:: Exercise ::
Word for word, give the data again without its pictures.

:: Exercise materials ::
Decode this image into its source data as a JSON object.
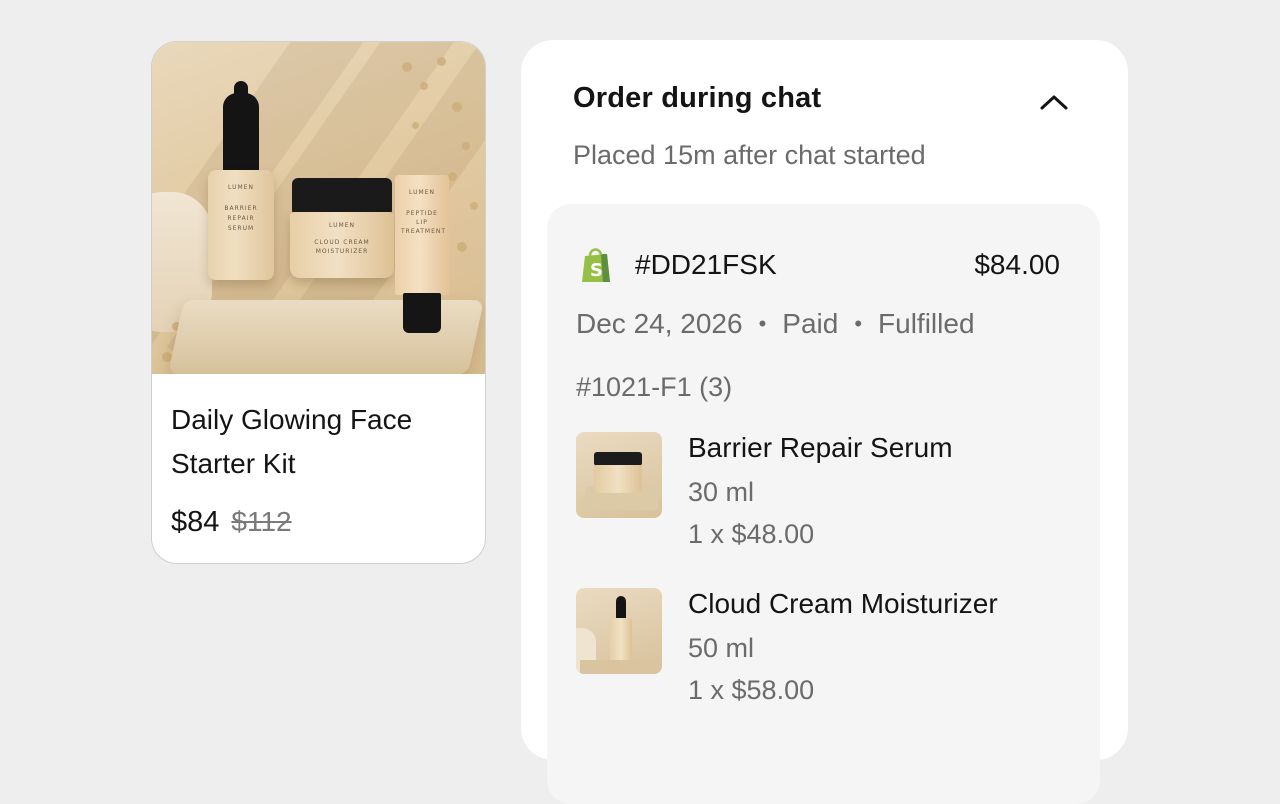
{
  "product_card": {
    "image_icon": "skincare-product-photo",
    "brand_label": "LUMEN",
    "bottle_label": "BARRIER REPAIR SERUM",
    "jar_label": "CLOUD CREAM MOISTURIZER",
    "tube_label": "PEPTIDE LIP TREATMENT",
    "title": "Daily Glowing Face Starter Kit",
    "price": "$84",
    "original_price": "$112"
  },
  "order": {
    "title": "Order during chat",
    "collapse_icon": "chevron-up-icon",
    "subtitle": "Placed 15m after chat started",
    "store_icon": "shopify-bag-icon",
    "store_color": "#95bf47",
    "order_id": "#DD21FSK",
    "total": "$84.00",
    "date": "Dec 24, 2026",
    "payment_status": "Paid",
    "fulfillment_status": "Fulfilled",
    "separator": "•",
    "fulfillment_id": "#1021-F1 (3)",
    "items": [
      {
        "name": "Barrier Repair Serum",
        "variant": "30 ml",
        "quantity_price": "1 x $48.00",
        "thumb_icon": "cream-jar-thumbnail"
      },
      {
        "name": "Cloud Cream Moisturizer",
        "variant": "50 ml",
        "quantity_price": "1 x $58.00",
        "thumb_icon": "serum-bottle-thumbnail"
      }
    ]
  }
}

:: Your solution ::
Decode this image into its source data as a JSON object.
{
  "product_card": {
    "image_icon": "skincare-product-photo",
    "brand_label": "LUMEN",
    "bottle_label": "BARRIER REPAIR SERUM",
    "jar_label": "CLOUD CREAM MOISTURIZER",
    "tube_label": "PEPTIDE LIP TREATMENT",
    "title": "Daily Glowing Face Starter Kit",
    "price": "$84",
    "original_price": "$112"
  },
  "order": {
    "title": "Order during chat",
    "collapse_icon": "chevron-up-icon",
    "subtitle": "Placed 15m after chat started",
    "store_icon": "shopify-bag-icon",
    "store_color": "#95bf47",
    "order_id": "#DD21FSK",
    "total": "$84.00",
    "date": "Dec 24, 2026",
    "payment_status": "Paid",
    "fulfillment_status": "Fulfilled",
    "separator": "•",
    "fulfillment_id": "#1021-F1 (3)",
    "items": [
      {
        "name": "Barrier Repair Serum",
        "variant": "30 ml",
        "quantity_price": "1 x $48.00",
        "thumb_icon": "cream-jar-thumbnail"
      },
      {
        "name": "Cloud Cream Moisturizer",
        "variant": "50 ml",
        "quantity_price": "1 x $58.00",
        "thumb_icon": "serum-bottle-thumbnail"
      }
    ]
  }
}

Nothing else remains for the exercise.